**Problem**
Return every line of the data below, exactly.

(Dataset records)
· · ·

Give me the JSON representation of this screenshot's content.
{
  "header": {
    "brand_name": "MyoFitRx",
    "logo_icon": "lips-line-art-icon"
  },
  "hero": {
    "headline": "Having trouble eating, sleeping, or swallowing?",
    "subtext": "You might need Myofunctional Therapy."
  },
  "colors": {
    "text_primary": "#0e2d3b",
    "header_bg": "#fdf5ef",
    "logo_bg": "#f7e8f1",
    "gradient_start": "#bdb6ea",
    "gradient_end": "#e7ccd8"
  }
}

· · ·

**Exercise answer**
Give me the JSON representation of this screenshot's content.
{
  "header": {
    "brand_name": "MyoFitRx",
    "logo_icon": "lips-line-art-icon"
  },
  "hero": {
    "headline": "Having trouble eating, sleeping, or swallowing?",
    "subtext": "You might need Myofunctional Therapy."
  },
  "colors": {
    "text_primary": "#0e2d3b",
    "header_bg": "#fdf5ef",
    "logo_bg": "#f7e8f1",
    "gradient_start": "#bdb6ea",
    "gradient_end": "#e7ccd8"
  }
}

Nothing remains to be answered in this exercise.